The program doesn’t always tell you much about what it has found. One of our startup items had the description: “Malware; adware was installed as a bundled software.” We wanted to know what this was, and to see a path, and/or a filename, but there were no more details – no other way to see what 360 Total Security wanted to remove.
The recommendations were sometimes questionable, too. Our system included 12 items relating to software updates, including Windows Update, and 360 Total Security labelled them all as either ‘recommend off’ or ‘optional off’. Why would a security program which tries to help you download updates for some applications, recommend you turn off updates for others?
The Clean-up module did better, scanning our system for leftover files including Windows and application-related junk, browsing histories and unwanted browser plugins. It found 4.7GB on our test system, while CCleaner could only locate 2.5GB.
That seems impressive, but again 360 Total Security falls down on the information it provides. We were told it could free up 952.4MB from the Windows Installer Temporary Cache, for instance, but which files would this delete? CCleaner allows you to see exactly what it’s going to wipe. 360 Total Security just leaves you to guess, making it difficult to judge how trustworthy its recommendations are.
Browsing the menus reveals a few other small tools, but most are underpowered. An Instant Setup module allows you to select and install popular software with a click, for instance. That could be interesting, but right now it only supports a mere 16 applications (Opera, but not Chrome or Firefox), and you can’t manage apps once they’re installed. You’d be better off with Ninite.com: it’s easier to use, supports more apps and (we suspect) will work correctly on many more systems.
360 Total Security delivered mixed results in our simple malware detection tests, even when we enabled the excellent Bitdefender and Avira engines. Our checks are too small-scale to be definitive, though, so we were interested to see the verdicts of the big testing labs.
This proved more difficult than we expected as 360 Total Security isn’t commonly tested, but AV-Test’s October 2017 Home User report might tell you everything you need to know.Advertisement
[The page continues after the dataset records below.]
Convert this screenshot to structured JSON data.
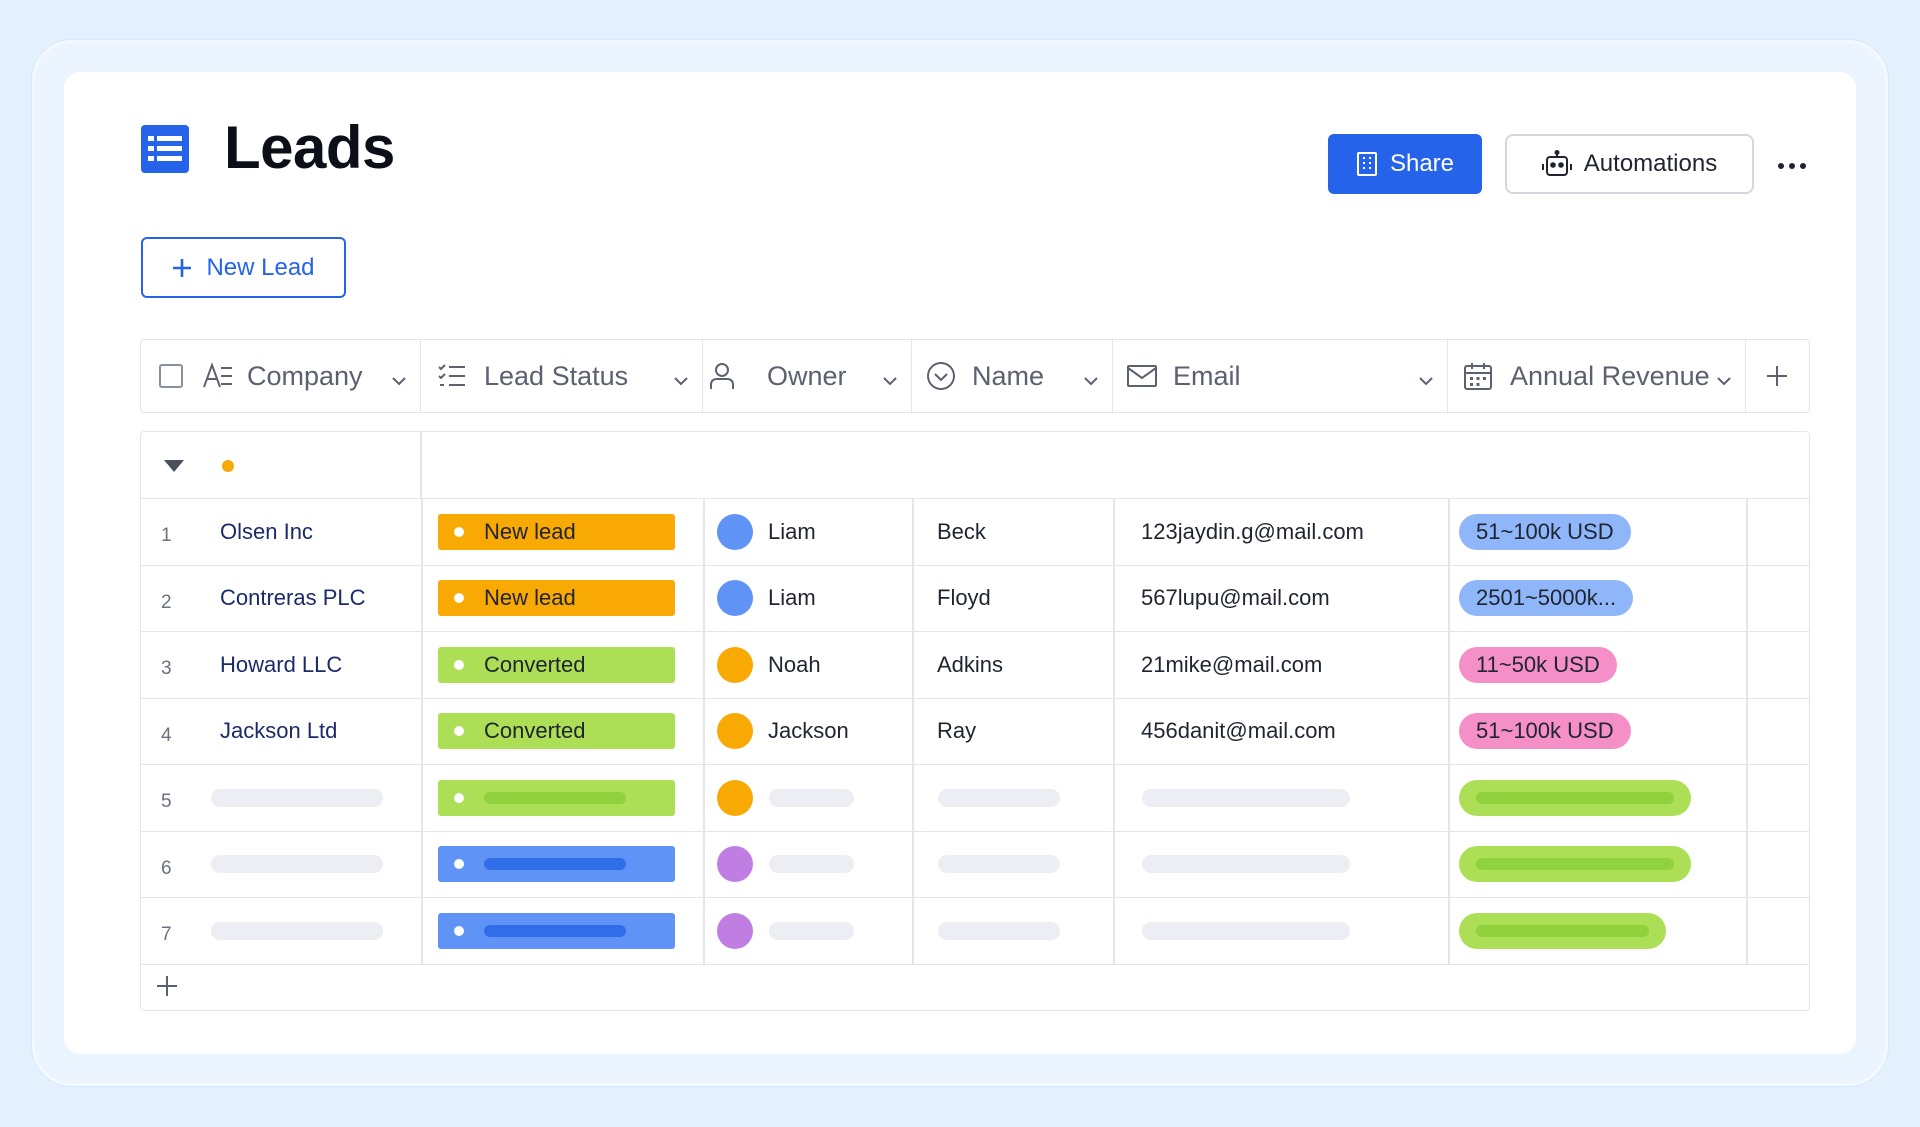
{
  "page": {
    "title": "Leads",
    "accent_color": "#2563eb"
  },
  "toolbar": {
    "share_label": "Share",
    "automations_label": "Automations",
    "new_lead_label": "New Lead"
  },
  "columns": [
    {
      "key": "company",
      "label": "Company",
      "icon": "text-type-icon"
    },
    {
      "key": "lead_status",
      "label": "Lead Status",
      "icon": "checklist-icon"
    },
    {
      "key": "owner",
      "label": "Owner",
      "icon": "person-icon"
    },
    {
      "key": "name",
      "label": "Name",
      "icon": "check-circle-icon"
    },
    {
      "key": "email",
      "label": "Email",
      "icon": "mail-icon"
    },
    {
      "key": "annual_revenue",
      "label": "Annual Revenue",
      "icon": "calendar-icon"
    }
  ],
  "colors": {
    "status_new_lead": "#f8a904",
    "status_converted": "#acdf56",
    "status_blue": "#5f93f5",
    "avatar_blue": "#5f93f5",
    "avatar_orange": "#f8a904",
    "avatar_purple": "#c07ee2",
    "rev_blue": "#8fb6f8",
    "rev_pink": "#f58fc7",
    "rev_green": "#acdf56",
    "group_dot": "#f8a904"
  },
  "rows": [
    {
      "num": "1",
      "company": "Olsen Inc",
      "status": "New lead",
      "status_color": "#f8a904",
      "owner": "Liam",
      "owner_color": "#5f93f5",
      "name": "Beck",
      "email": "123jaydin.g@mail.com",
      "revenue": "51~100k USD",
      "revenue_color": "#8fb6f8"
    },
    {
      "num": "2",
      "company": "Contreras PLC",
      "status": "New lead",
      "status_color": "#f8a904",
      "owner": "Liam",
      "owner_color": "#5f93f5",
      "name": "Floyd",
      "email": "567lupu@mail.com",
      "revenue": "2501~5000k...",
      "revenue_color": "#8fb6f8"
    },
    {
      "num": "3",
      "company": "Howard LLC",
      "status": "Converted",
      "status_color": "#acdf56",
      "owner": "Noah",
      "owner_color": "#f8a904",
      "name": "Adkins",
      "email": "21mike@mail.com",
      "revenue": "11~50k USD",
      "revenue_color": "#f58fc7"
    },
    {
      "num": "4",
      "company": "Jackson Ltd",
      "status": "Converted",
      "status_color": "#acdf56",
      "owner": "Jackson",
      "owner_color": "#f8a904",
      "name": "Ray",
      "email": "456danit@mail.com",
      "revenue": "51~100k USD",
      "revenue_color": "#f58fc7"
    }
  ],
  "placeholder_rows": [
    {
      "num": "5",
      "status_color": "#acdf56",
      "status_inner": "#8fd23e",
      "owner_color": "#f8a904",
      "revenue_color": "#acdf56",
      "revenue_inner": "#8fd23e"
    },
    {
      "num": "6",
      "status_color": "#5f93f5",
      "status_inner": "#2f6ee8",
      "owner_color": "#c07ee2",
      "revenue_color": "#acdf56",
      "revenue_inner": "#8fd23e"
    },
    {
      "num": "7",
      "status_color": "#5f93f5",
      "status_inner": "#2f6ee8",
      "owner_color": "#c07ee2",
      "revenue_color": "#acdf56",
      "revenue_inner": "#8fd23e"
    }
  ]
}
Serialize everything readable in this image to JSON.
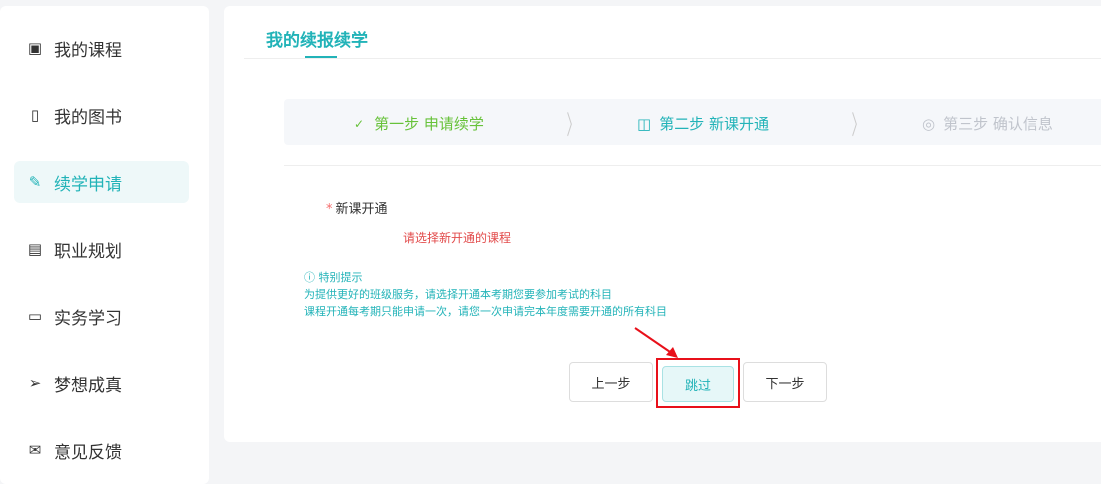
{
  "sidebar": {
    "items": [
      {
        "label": "我的课程",
        "icon": "course-icon"
      },
      {
        "label": "我的图书",
        "icon": "book-icon"
      },
      {
        "label": "续学申请",
        "icon": "edit-icon",
        "active": true
      },
      {
        "label": "职业规划",
        "icon": "badge-icon"
      },
      {
        "label": "实务学习",
        "icon": "monitor-icon"
      },
      {
        "label": "梦想成真",
        "icon": "paper-plane-icon"
      },
      {
        "label": "意见反馈",
        "icon": "mail-icon"
      }
    ]
  },
  "main": {
    "title": "我的续报续学",
    "steps": [
      {
        "label": "第一步 申请续学",
        "icon": "check-icon",
        "state": "done"
      },
      {
        "label": "第二步 新课开通",
        "icon": "book-open-icon",
        "state": "current"
      },
      {
        "label": "第三步 确认信息",
        "icon": "eye-icon",
        "state": "pending"
      }
    ],
    "field_label": "新课开通",
    "required_mark": "*",
    "error": "请选择新开通的课程",
    "tips": {
      "title": "特别提示",
      "lines": [
        "为提供更好的班级服务，请选择开通本考期您要参加考试的科目",
        "课程开通每考期只能申请一次，请您一次申请完本年度需要开通的所有科目"
      ]
    },
    "buttons": {
      "prev": "上一步",
      "skip": "跳过",
      "next": "下一步"
    }
  },
  "colors": {
    "accent": "#22b3b8",
    "done": "#67c23a",
    "error": "#e24b4b",
    "highlight": "#e8101a"
  }
}
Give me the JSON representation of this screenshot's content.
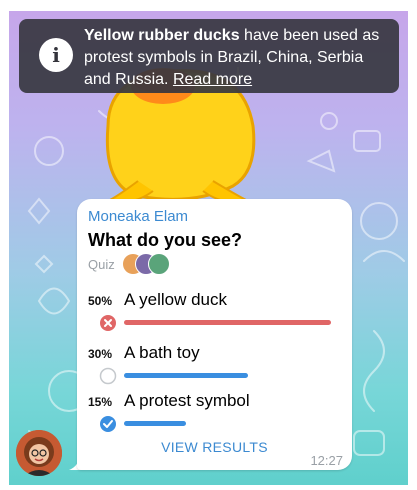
{
  "toast": {
    "icon": "info-icon",
    "bold_text": "Yellow rubber ducks",
    "text": " have been used as protest symbols in Brazil, China, Serbia and Russia. ",
    "link": "Read more"
  },
  "message": {
    "sender": "Moneaka Elam",
    "question": "What do you see?",
    "quiz_label": "Quiz",
    "options": [
      {
        "percent": "50%",
        "label": "A yellow duck",
        "fraction": 0.5,
        "state": "wrong",
        "bar_color": "#e06666"
      },
      {
        "percent": "30%",
        "label": "A bath toy",
        "fraction": 0.3,
        "state": "none",
        "bar_color": "#3a8ee0"
      },
      {
        "percent": "15%",
        "label": "A protest symbol",
        "fraction": 0.15,
        "state": "correct",
        "bar_color": "#3a8ee0"
      }
    ],
    "view_results": "VIEW RESULTS",
    "time": "12:27"
  },
  "colors": {
    "accent": "#3c8ad1",
    "wrong": "#e06666",
    "bar": "#3a8ee0",
    "toast_bg": "#37373f"
  }
}
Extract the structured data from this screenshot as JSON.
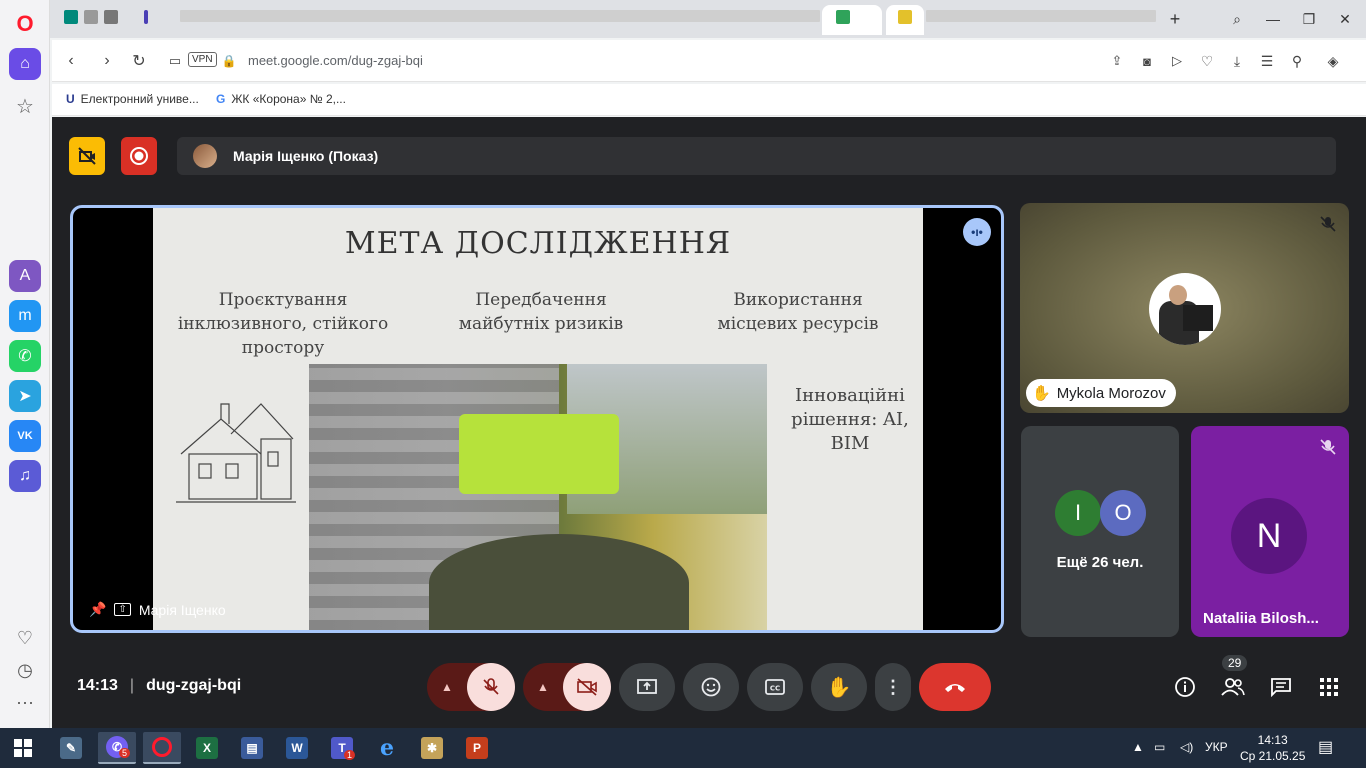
{
  "browser": {
    "url": "meet.google.com/dug-zgaj-bqi",
    "vpn_label": "VPN",
    "bookmarks": [
      {
        "label": "Електронний униве...",
        "icon": "university-icon"
      },
      {
        "label": "ЖК «Корона» № 2,...",
        "icon": "google-icon"
      }
    ]
  },
  "meet": {
    "presenter_bar_text": "Марія Іщенко (Показ)",
    "share_owner": "Марія Іщенко",
    "slide": {
      "title": "МЕТА ДОСЛІДЖЕННЯ",
      "col1": "Проєктування інклюзивного, стійкого простору",
      "col2": "Передбачення майбутніх ризиків",
      "col3": "Використання місцевих ресурсів",
      "side_text": "Інноваційні рішення: AI, BIM"
    },
    "participants": {
      "mykola": "Mykola Morozov",
      "bubbles": [
        "I",
        "O"
      ],
      "more": "Ещё 26 чел.",
      "natalia_initial": "N",
      "natalia": "Nataliia Bilosh..."
    },
    "time": "14:13",
    "meeting_code": "dug-zgaj-bqi",
    "people_count": "29"
  },
  "taskbar": {
    "language": "УКР",
    "clock_time": "14:13",
    "clock_date": "Ср 21.05.25",
    "viber_badge": "5",
    "teams_badge": "1"
  },
  "colors": {
    "share_border": "#a8c7fa",
    "end_call": "#dc362e",
    "natalia_tile": "#7b1fa2",
    "bubble_i": "#2e7d32",
    "bubble_o": "#5c6bc0"
  }
}
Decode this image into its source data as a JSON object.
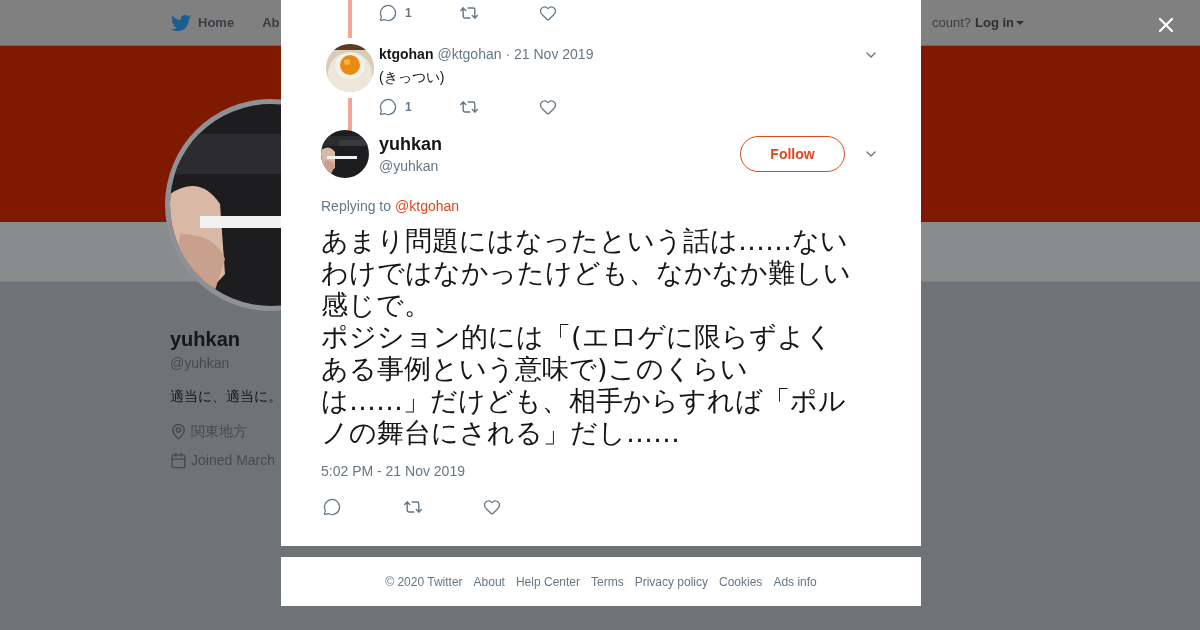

AV-Test found that the default engine detected at best 75.3% of the known malware samples. To put that in perspective, the industry average is 98.5%, and the best products detect 100% almost every month.
Detection of 0-day malware was much better, but still not good enough. The program blocked 96.8% of threats one month, 91.7% the next; the industry average is 99%, and once again the best products typically block everything.
Enabling the Bitdefender and Avira engines made a significant difference, lifting the detection of known malware up to an average of 99.8%. But, oddly, you would still have got better results by buying Bitdefender’s own package, which managed 100%. 0-day malware detection was unchanged as it’s handled by 360 Total Security’s own engine.
We found one other detailed test in SE Labs Home Anti-Malware Protection report for July to September 2017. This pitched 10 top antivirus engines against three common attack types, and explained what happened next.
360 Total Security started well, blocking 25 out of 25 of the email threats. But it only stopped 44 out of 50 of the dangerous web downloads, the lowest in this group (four of the test programs blocked everything). The worst result was for exploit-based targeted attacks, where the program stopped just one out of 25. The next worst package, Avira Free Security Suite, blocked 16, and again, the top four packages blocked the full set.
We suspect these tests were based on the 360 Total Security native engines alone, without any Bitdefender or Avira assistance. Still, that seems fair enough as it’s the default setting, and as exploit protection isn’t really about file detection, we suspect it wouldn’t have made much difference. 360 Total Security just doesn’t deliver the accuracy you need.
360 Total Security doesn’t have the accuracy to be your first-line antivirus defense. You could install it as a simple second-opinion scanner, though, or ignore the antivirus side and just explore the bundled tools.